The Police have arrested 111 suspects for their suspected involvement in loansharking activities in two separate operations conducted from 27 February 2017 till this morning.

In the first operation that was conducted from 27 February to 2 March 2017, officers from the Criminal Investigation Department (CID) and the six Police land divisions arrested 102 suspects, comprising 70 men and 32 women aged between 16 and 82. Preliminary investigations revealed that one suspect is believed to have provided false contact information when obtaining loans from loansharks, and seven suspects are believed to be "runners" who had assisted the loansharks in their businesses by carrying out Automated Teller Machine (ATM) transfers and collecting debts in person.

The Police also arrested three suspects who are believed to be harassers who had carried out acts of loanshark-harassment by splashing paint and scrawling loanshark-related graffiti on walls. The remaining 91 suspects are believed to have opened bank accounts and given away their ATM cards and Personal Identification Numbers (PINs) to loansharks to facilitate their unlicensed moneylending businesses.

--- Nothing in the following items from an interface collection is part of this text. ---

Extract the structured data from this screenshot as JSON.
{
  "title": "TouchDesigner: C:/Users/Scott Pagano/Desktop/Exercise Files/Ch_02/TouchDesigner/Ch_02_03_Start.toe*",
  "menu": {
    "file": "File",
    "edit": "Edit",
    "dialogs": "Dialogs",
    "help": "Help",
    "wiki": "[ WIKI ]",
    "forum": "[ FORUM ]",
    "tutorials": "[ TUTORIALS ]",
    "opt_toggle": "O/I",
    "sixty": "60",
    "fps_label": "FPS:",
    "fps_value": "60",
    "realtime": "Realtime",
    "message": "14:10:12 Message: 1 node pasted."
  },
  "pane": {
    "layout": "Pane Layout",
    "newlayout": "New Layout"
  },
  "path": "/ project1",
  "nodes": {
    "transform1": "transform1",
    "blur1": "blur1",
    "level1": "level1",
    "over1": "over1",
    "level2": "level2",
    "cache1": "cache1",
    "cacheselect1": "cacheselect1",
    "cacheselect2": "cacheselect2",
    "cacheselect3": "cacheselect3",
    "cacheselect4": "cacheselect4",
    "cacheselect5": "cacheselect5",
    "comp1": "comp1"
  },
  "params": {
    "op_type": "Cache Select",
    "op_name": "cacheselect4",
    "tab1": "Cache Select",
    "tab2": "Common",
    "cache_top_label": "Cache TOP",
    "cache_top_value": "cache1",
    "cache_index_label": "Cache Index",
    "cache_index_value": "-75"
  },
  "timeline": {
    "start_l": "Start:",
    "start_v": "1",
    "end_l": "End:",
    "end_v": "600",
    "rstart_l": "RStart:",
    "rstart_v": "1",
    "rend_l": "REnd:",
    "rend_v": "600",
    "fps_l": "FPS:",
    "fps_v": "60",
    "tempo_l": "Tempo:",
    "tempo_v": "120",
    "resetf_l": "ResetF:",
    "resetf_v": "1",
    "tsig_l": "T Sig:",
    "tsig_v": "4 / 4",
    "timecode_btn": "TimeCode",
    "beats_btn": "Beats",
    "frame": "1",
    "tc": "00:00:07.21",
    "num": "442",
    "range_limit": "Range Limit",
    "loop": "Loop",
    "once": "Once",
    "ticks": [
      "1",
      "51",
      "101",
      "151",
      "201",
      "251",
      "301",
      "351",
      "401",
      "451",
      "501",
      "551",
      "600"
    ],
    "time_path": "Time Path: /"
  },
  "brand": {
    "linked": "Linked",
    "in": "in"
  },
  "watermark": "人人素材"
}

In the second operation conducted between 1 and 2 March 2017, officers from the CID conducted simultaneous raids at multiple locations islandwide following extensive ground enquiries and arrested nine suspects, comprising six men and three women aged between 28 and 70. During the operation, items such as cash amounting to about $5,800/-, mobile phones, ATM cards, an internet-banking dongle, a notebook and banking slips were also seized as case exhibits. Preliminary investigations revealed that the suspects are believed to be members in a loansharking syndicate.

Investigations against all suspects are ongoing.

Under the Moneylenders' Act (Revised Edition 2010), when a bank account or ATM card of any person is used to facilitate moneylending by an unlicensed moneylender, that person is presumed to have assisted in the carrying on the business of unlicensed moneylending.

First-time offenders found guilty of assisting in the business of unlicensed moneylending may be fined between $30,000 and $300,000, be imprisoned for a term of up to four years and shall also be liable to be punished with caning of up to six strokes.

First-time offenders found guilty of acting on behalf of an unlicensed moneylender, committing or attempting to commit any acts of harassment shall be punished with imprisonment for a term of up to 5 years, a fine of between $5,000 and $50,000, and shall also be liable to caning of between 3 and 6 strokes.

Any person who is guilty of providing false contact information to obtain loans from loansharks shall be liable upon conviction to imprisonment for a term of up to 12 months. Under the National Registration Act, any person who is guilty of an offence of failing to report a change of address shall be liable on conviction to a fine of up to $5,000, or to imprisonment for a term of up to 5 years, or to both.

Head of the Unlicensed Moneylending Strikeforce of CID, Superintendent of Police Loh Kah Wai said, "While the unlicensed moneylending situation has continued to improve with the harassment figures at a 10-year low, Police will continue to press on with our enforcement efforts against those involved in the loansharking business, regardless of their roles. Members of public are also advised to stay away from loansharks and not to work with or assist loansharks in any way. The public can call the Police at '999' or the X-Ah Long hotline at 1800 924 5664 if they suspect or know of anyone who could be involved in illegal loansharking activities."